President Obama’s Norouz message to the Iranian people:
The reaction of Iran’s media to that message: From one source: “even though in the beginning of his message he focused on the need to solve the issue of Iran’s nuclear program through negotiations, at the end of his message he contradicted himself by speaking with a threatening tone about the continuation of pressure on the people!” And from another: “[The president’s message was] “more than an address to the Iranian people; it was a negative answer to the Zionist régime’s demands that Washington intensify their hostilities against Tehran.”
Reaction of Ex-Hostages to Argo’s Oscar: “Laingen, who was the senior U.S. diplomat in Iran on Nov. 4, 1979, when students overran the U.S. Embassy to protest U.S. admission of the deposed shah for medical treatment, said he could not have imagined that American representation in Iran would still be lacking three decades later. ‘We should be there representing the United States of America,’ Laingen said. ‘We have zilch and that’s not a very good basis on which to have any kind of relationship.’”
‘Cyrus Cylinder’ a Reminder Of Persian Legacy of Tolerance: “On loan from the British Museum, the cylinder is more than 26 centuries old and was discovered near Babylon in what is now Iraq in 1879. It recounts the capture of Babylon by the Persian King Cyrus and his proclamation of freedom for religious minorities, including those who had been brought as slaves to Babylon.”
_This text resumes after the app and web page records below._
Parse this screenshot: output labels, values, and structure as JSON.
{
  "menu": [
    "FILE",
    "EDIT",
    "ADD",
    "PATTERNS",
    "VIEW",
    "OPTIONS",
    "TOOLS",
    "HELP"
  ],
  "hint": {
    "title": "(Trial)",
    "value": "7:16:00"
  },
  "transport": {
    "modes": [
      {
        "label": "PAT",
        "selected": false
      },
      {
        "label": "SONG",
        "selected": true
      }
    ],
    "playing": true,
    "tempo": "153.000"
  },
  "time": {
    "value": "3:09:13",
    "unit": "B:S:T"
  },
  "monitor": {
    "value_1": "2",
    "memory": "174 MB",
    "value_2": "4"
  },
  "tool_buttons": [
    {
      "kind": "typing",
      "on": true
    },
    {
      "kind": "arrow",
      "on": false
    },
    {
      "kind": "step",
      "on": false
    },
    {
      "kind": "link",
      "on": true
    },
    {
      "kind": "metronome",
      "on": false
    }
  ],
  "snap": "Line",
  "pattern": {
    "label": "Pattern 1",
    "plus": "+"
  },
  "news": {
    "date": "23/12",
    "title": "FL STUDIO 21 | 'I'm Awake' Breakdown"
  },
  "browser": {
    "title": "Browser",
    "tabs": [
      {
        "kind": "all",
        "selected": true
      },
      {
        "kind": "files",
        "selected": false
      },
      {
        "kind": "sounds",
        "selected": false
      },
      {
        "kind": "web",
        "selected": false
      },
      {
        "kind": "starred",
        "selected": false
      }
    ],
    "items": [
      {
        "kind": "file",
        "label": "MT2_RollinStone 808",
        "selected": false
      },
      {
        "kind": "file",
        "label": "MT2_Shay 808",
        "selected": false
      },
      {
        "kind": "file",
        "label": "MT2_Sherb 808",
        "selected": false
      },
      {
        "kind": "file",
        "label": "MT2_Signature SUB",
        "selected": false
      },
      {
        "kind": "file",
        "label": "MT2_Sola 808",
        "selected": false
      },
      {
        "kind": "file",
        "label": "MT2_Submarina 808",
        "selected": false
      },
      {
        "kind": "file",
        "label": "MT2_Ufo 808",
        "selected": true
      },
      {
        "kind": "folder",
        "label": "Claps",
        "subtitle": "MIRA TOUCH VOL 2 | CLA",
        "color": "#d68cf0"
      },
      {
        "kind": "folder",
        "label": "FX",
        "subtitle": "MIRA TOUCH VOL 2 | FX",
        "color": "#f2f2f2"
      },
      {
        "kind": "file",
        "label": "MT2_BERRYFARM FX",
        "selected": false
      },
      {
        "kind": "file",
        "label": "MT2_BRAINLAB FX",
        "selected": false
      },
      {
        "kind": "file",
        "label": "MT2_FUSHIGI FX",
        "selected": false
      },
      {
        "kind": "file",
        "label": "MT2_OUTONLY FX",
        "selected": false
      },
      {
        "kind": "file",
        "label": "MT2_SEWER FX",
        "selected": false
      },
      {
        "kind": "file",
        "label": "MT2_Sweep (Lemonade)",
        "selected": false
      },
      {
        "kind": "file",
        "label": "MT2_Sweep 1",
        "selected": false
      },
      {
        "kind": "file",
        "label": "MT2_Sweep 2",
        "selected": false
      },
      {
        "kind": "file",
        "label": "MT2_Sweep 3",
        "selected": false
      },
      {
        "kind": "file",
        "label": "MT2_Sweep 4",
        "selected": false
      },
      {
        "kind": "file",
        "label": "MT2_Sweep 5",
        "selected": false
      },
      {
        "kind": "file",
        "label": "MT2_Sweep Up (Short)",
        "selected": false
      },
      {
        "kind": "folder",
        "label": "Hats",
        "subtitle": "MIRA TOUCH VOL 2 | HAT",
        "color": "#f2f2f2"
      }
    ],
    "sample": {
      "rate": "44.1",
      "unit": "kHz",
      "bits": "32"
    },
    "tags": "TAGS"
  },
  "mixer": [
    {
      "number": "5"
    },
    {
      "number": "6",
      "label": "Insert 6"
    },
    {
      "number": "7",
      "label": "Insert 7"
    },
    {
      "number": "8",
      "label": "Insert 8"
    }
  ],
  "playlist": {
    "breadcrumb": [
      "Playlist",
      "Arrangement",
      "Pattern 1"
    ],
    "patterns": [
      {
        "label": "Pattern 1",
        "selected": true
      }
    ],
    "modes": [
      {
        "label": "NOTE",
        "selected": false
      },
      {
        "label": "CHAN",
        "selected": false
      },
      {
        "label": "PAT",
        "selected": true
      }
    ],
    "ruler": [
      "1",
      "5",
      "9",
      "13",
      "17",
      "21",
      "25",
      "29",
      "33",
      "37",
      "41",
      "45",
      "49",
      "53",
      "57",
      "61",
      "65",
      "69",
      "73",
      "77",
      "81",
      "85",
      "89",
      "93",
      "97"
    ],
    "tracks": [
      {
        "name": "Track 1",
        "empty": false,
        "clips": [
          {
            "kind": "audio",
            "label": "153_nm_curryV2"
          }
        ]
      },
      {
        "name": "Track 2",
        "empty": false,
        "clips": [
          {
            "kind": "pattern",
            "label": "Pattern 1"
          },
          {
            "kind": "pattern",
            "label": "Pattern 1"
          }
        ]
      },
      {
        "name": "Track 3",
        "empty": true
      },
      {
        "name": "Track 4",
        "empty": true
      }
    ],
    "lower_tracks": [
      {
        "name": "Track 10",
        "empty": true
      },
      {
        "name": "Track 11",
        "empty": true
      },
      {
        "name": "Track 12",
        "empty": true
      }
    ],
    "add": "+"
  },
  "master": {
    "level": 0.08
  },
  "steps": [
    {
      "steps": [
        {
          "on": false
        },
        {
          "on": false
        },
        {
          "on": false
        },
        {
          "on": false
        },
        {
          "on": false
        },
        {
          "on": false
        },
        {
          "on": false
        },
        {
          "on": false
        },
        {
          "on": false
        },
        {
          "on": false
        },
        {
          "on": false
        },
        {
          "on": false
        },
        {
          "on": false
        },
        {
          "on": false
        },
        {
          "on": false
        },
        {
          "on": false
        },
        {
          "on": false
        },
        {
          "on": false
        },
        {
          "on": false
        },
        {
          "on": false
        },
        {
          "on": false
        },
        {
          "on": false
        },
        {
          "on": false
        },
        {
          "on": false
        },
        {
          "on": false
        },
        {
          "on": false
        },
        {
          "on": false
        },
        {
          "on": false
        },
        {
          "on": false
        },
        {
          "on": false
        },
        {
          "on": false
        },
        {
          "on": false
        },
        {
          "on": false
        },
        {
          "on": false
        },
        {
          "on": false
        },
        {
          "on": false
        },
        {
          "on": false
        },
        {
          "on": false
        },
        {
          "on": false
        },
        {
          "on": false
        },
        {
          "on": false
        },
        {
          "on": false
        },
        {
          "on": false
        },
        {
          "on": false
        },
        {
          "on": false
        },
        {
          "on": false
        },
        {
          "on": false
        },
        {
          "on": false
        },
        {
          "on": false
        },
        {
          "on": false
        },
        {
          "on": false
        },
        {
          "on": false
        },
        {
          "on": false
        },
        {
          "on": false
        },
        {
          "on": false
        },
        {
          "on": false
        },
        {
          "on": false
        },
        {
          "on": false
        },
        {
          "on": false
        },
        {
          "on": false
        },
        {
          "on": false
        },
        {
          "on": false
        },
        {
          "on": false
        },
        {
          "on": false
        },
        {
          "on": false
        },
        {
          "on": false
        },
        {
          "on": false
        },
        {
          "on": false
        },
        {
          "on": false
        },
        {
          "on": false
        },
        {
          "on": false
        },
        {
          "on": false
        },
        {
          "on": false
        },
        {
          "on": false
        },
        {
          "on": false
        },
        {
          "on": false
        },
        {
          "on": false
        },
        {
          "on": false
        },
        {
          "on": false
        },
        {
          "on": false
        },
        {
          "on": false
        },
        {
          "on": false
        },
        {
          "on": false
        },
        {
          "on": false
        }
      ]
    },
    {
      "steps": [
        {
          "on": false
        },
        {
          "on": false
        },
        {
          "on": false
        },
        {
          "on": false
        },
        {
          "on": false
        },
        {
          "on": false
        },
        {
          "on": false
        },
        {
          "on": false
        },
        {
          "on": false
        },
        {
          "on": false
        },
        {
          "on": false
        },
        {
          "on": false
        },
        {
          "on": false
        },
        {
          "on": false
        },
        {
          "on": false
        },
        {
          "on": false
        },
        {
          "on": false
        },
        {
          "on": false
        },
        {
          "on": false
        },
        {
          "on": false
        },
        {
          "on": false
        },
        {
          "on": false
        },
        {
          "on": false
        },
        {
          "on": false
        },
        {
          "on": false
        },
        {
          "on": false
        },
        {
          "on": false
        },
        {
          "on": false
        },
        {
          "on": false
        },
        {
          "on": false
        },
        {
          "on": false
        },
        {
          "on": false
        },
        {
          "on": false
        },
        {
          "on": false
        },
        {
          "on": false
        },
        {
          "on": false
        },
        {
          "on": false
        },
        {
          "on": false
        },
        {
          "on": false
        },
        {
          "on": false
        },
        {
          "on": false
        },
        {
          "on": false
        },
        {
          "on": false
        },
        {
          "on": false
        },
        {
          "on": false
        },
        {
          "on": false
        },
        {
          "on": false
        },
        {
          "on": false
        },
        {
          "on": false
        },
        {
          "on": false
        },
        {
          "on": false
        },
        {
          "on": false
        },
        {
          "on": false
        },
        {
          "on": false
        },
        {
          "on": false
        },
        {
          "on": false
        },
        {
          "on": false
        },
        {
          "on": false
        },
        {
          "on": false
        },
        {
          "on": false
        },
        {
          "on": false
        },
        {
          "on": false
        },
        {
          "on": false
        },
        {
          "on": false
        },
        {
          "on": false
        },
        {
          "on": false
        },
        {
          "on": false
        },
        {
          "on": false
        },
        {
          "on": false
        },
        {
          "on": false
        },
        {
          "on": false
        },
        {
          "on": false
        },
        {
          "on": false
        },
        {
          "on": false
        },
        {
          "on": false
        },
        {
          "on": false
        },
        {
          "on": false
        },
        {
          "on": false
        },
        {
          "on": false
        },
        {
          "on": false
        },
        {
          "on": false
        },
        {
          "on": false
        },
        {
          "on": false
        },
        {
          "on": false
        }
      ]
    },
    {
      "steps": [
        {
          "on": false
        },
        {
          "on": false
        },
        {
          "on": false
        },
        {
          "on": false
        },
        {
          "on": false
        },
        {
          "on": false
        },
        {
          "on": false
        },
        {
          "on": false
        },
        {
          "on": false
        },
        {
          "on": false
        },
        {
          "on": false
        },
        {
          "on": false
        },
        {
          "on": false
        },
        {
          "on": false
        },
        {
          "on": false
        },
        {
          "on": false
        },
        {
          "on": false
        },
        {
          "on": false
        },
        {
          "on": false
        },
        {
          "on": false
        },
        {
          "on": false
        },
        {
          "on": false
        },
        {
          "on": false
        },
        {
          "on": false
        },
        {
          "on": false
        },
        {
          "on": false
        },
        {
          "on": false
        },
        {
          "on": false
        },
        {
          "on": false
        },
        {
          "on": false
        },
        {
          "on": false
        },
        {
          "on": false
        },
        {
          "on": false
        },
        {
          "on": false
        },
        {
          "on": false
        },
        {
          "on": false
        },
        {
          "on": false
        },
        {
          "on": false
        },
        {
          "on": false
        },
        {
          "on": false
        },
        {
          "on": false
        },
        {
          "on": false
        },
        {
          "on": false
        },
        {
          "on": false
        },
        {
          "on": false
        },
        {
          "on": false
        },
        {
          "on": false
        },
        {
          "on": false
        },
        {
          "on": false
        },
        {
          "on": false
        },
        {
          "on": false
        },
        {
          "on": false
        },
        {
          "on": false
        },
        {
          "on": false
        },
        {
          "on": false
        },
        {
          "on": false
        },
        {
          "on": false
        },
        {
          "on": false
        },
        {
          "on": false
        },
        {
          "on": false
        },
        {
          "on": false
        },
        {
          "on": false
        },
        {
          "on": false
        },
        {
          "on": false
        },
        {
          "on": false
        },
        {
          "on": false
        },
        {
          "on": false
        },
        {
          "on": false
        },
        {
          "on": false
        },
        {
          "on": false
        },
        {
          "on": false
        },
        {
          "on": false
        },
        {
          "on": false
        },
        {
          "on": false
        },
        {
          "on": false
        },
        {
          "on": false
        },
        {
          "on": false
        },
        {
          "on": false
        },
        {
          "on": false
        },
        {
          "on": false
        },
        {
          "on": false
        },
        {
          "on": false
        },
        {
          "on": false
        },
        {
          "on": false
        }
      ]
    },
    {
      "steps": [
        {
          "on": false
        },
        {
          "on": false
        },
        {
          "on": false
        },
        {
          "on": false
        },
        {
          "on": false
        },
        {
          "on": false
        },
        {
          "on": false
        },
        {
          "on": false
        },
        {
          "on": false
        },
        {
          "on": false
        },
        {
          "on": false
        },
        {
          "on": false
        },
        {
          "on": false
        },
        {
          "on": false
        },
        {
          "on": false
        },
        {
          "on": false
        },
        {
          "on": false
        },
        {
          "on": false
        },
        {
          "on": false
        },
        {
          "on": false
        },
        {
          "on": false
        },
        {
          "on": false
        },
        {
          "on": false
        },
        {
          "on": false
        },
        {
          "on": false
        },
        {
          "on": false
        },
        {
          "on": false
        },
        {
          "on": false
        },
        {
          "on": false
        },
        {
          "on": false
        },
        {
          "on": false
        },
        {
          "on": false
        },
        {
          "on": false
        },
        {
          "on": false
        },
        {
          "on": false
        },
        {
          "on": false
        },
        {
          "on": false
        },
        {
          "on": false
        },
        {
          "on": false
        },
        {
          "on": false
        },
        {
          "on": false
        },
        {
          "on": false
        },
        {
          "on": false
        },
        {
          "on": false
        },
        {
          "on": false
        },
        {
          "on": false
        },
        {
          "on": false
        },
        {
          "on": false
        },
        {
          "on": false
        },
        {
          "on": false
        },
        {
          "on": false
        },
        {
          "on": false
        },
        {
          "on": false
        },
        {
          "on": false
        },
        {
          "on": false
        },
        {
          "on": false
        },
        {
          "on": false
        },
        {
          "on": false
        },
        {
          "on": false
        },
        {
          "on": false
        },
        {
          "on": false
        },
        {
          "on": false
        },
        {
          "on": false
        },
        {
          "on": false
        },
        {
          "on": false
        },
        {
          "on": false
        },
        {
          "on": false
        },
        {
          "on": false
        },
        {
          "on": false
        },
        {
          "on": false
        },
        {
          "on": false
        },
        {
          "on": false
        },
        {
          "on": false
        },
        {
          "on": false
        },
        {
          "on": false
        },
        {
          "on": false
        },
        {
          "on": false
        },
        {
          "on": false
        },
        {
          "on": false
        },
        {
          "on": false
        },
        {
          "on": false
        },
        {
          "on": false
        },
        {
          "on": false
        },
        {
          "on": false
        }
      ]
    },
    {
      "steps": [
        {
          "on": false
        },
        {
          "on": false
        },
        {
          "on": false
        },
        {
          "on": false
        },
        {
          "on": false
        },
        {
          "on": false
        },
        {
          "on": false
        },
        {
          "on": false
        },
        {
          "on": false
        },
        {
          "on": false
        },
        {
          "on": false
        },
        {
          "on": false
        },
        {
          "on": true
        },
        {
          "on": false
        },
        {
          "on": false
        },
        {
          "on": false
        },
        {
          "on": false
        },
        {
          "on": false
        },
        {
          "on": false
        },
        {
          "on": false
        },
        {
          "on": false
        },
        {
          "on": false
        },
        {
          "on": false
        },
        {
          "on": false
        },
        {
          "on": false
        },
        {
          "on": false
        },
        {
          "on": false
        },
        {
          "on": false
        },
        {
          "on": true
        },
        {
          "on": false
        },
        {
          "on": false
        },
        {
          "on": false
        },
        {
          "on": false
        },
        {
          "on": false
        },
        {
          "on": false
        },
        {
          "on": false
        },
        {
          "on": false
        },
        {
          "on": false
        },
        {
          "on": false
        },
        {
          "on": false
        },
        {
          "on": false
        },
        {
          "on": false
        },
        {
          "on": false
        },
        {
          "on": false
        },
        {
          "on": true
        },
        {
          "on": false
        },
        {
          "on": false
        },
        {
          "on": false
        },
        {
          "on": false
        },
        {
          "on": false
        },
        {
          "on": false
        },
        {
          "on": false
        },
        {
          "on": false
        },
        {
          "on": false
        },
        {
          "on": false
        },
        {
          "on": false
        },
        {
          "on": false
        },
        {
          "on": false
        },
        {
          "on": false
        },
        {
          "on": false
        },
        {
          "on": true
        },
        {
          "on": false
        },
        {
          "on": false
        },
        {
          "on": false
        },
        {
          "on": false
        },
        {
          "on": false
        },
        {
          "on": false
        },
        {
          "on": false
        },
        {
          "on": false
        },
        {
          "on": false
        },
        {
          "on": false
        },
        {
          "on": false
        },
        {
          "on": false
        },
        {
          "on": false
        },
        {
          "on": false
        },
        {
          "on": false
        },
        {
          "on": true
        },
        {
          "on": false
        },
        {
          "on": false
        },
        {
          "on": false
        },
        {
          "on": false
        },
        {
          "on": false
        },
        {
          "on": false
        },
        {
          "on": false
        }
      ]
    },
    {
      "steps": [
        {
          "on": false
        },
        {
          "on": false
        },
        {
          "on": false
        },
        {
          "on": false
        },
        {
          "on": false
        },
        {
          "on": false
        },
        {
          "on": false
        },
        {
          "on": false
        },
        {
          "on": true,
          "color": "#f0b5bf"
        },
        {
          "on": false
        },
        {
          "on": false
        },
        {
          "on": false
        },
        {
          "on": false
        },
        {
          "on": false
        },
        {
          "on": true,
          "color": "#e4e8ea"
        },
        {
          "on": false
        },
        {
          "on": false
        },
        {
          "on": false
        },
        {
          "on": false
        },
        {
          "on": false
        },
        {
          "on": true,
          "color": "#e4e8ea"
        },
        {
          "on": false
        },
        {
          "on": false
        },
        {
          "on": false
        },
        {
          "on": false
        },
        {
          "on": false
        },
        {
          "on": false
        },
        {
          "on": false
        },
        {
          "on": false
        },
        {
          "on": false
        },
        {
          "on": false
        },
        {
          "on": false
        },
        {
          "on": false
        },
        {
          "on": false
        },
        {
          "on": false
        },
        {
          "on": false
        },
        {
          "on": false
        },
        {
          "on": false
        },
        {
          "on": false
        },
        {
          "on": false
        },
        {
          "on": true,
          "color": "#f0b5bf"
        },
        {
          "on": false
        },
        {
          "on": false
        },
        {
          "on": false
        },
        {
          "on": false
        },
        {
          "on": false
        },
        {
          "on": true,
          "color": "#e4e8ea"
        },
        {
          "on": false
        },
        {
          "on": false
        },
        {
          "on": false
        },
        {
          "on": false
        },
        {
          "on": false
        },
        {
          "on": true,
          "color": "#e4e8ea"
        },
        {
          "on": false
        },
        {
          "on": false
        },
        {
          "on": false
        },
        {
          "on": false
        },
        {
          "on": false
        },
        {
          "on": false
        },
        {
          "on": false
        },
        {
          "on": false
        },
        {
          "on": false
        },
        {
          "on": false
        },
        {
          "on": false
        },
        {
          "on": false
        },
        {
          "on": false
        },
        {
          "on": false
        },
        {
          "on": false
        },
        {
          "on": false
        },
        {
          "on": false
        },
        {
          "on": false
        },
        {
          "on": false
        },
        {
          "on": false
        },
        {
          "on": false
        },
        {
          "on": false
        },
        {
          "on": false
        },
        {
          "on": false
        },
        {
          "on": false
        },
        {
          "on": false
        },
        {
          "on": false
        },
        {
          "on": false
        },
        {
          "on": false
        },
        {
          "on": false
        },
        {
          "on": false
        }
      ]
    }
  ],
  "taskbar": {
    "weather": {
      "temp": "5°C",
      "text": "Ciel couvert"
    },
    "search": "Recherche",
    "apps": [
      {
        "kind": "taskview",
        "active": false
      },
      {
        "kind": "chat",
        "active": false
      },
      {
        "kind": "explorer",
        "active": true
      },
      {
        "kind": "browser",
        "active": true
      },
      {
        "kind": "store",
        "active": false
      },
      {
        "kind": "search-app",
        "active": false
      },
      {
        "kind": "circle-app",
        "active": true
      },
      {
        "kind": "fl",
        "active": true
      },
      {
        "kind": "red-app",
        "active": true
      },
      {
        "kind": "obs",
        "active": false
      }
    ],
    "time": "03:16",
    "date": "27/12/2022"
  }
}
Post-Punk, Post-Tehran: Yellow Dogs Perform in Williamsburg: Obash describes the situation in Iran [for bands] through an anecdote he likes to tell about two bands who had thrown an open-air concert in an out-of-the-way area of the city for an audience of some 600 people. “The cops came and arrested 200 of them,” he explains, including the band members, who spent the next three weeks in jail.